- the Celtics with Vin Baker, but they ended up reaching a settlement before a decision from the arbitration.
- the Warriros with Sprewell but they lost in arbitration
(None of these cases involved criminal charges though, let alone convictions).
The language is too ambiguous to hold up in any legal setting.
Nuntius was right. I was wrong. Frank Vogel has retained his job.
"A player who makes a team great is more valuable than a great player. Losing yourself in the group, for the good of the group, that’s teamwork."
There's a greater chance that the case is dismissed and/or Stephenson is cleared of all charges. If Lance is cleared of all charges, he'll get the opportunity to play.
I agree with the 2nd paragraph and also that there's very little chances they try to void his contract, but why do they need to give him time?
I thought that the reasons why it's difficult to void contracts in the NBA were mostly two:
- the existence of other provisions in the CBA that cover specific offenses and lays out penalties for them (arbitrators tend to be inclined to use the more lenient and specific regime)
- the NBA past practices in terms of disciplinary actions (arbitrators won't be sympathetic to an employee that punishes a certain offense with a $100K and later on, under the same regulatory frame, wants to punish a similar offense by voiding a multi-million contract)

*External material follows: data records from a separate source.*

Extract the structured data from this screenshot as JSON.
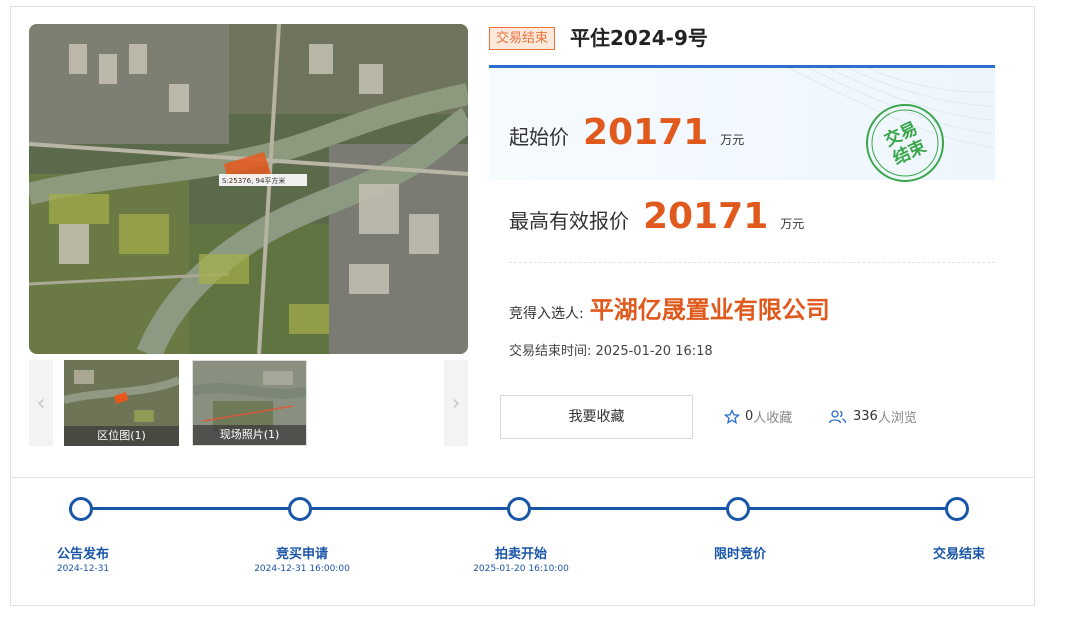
{
  "gallery": {
    "map_annotation": "S:25376, 94平方米",
    "thumbnails": [
      {
        "caption": "区位图(1)"
      },
      {
        "caption": "现场照片(1)"
      }
    ],
    "prev_icon": "chevron-left-icon",
    "next_icon": "chevron-right-icon"
  },
  "listing": {
    "status_tag": "交易结束",
    "title": "平住2024-9号",
    "start_price_label": "起始价",
    "start_price": "20171",
    "start_price_unit": "万元",
    "highest_price_label": "最高有效报价",
    "highest_price": "20171",
    "highest_price_unit": "万元",
    "stamp_text_line1": "交易",
    "stamp_text_line2": "结束",
    "winner_label": "竞得入选人:",
    "winner_name": "平湖亿晟置业有限公司",
    "end_time_label": "交易结束时间:",
    "end_time": "2025-01-20 16:18",
    "favorite_button": "我要收藏",
    "favorites_count": "0",
    "favorites_suffix": "人收藏",
    "views_count": "336",
    "views_suffix": "人浏览"
  },
  "timeline": {
    "steps": [
      {
        "label": "公告发布",
        "date": "2024-12-31"
      },
      {
        "label": "竞买申请",
        "date": "2024-12-31 16:00:00"
      },
      {
        "label": "拍卖开始",
        "date": "2025-01-20 16:10:00"
      },
      {
        "label": "限时竞价",
        "date": ""
      },
      {
        "label": "交易结束",
        "date": ""
      }
    ]
  },
  "colors": {
    "accent_blue": "#1a56a8",
    "price_orange": "#e15a1d",
    "stamp_green": "#3aa64a"
  }
}
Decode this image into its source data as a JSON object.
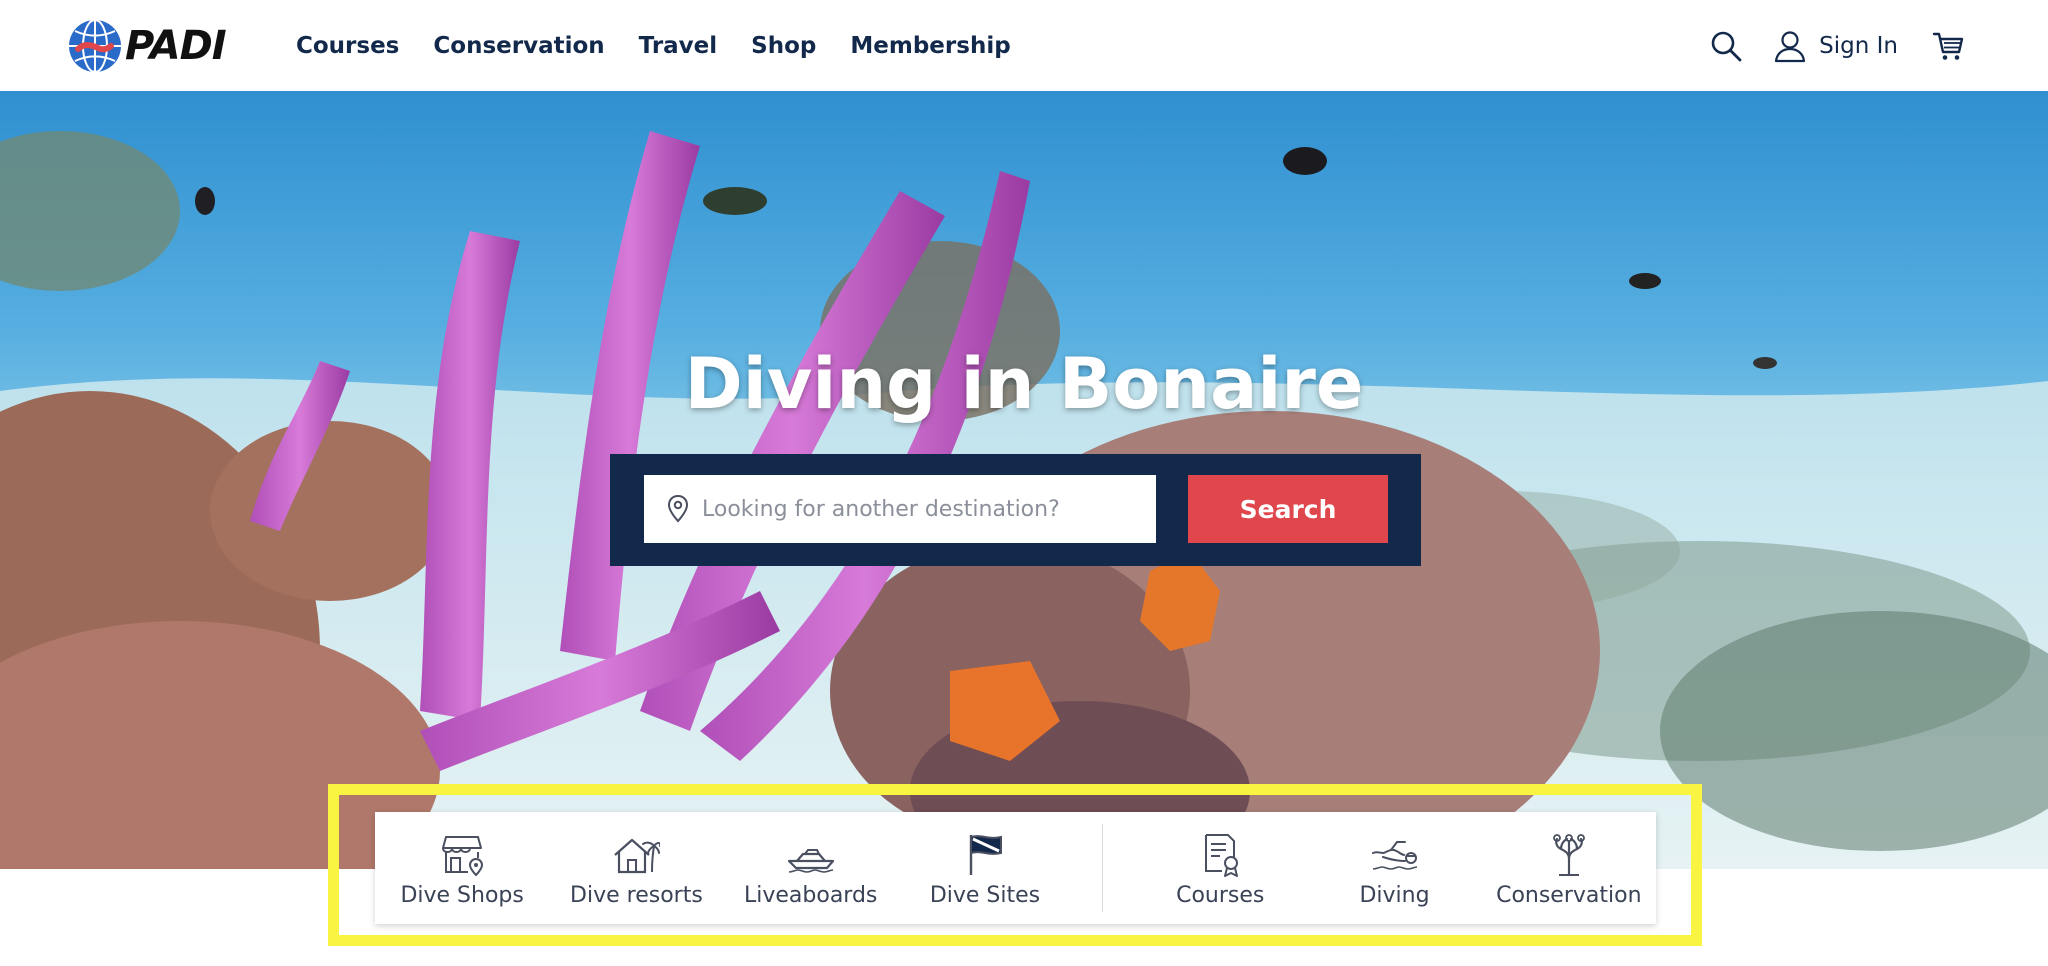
{
  "header": {
    "logo_text": "PADI",
    "nav": [
      "Courses",
      "Conservation",
      "Travel",
      "Shop",
      "Membership"
    ],
    "sign_in_label": "Sign In",
    "icons": [
      "search-icon",
      "user-icon",
      "cart-icon"
    ]
  },
  "hero": {
    "title": "Diving in Bonaire",
    "search_placeholder": "Looking for another destination?",
    "search_button": "Search"
  },
  "categories": {
    "group1": [
      {
        "label": "Dive Shops",
        "icon": "dive-shop-icon"
      },
      {
        "label": "Dive resorts",
        "icon": "dive-resort-icon"
      },
      {
        "label": "Liveaboards",
        "icon": "liveaboard-boat-icon"
      },
      {
        "label": "Dive Sites",
        "icon": "dive-flag-icon"
      }
    ],
    "group2": [
      {
        "label": "Courses",
        "icon": "certificate-icon"
      },
      {
        "label": "Diving",
        "icon": "diver-icon"
      },
      {
        "label": "Conservation",
        "icon": "coral-icon"
      }
    ]
  },
  "colors": {
    "navy": "#13294b",
    "search_red": "#e0474c",
    "highlight_yellow": "#f9f442"
  }
}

But I think none of those reasons would have much stock in a case where a player is convicted to jail time after assaulting a person (even doubt I believe they'd still opt for simply waiving the player in that situation because the contract is so small).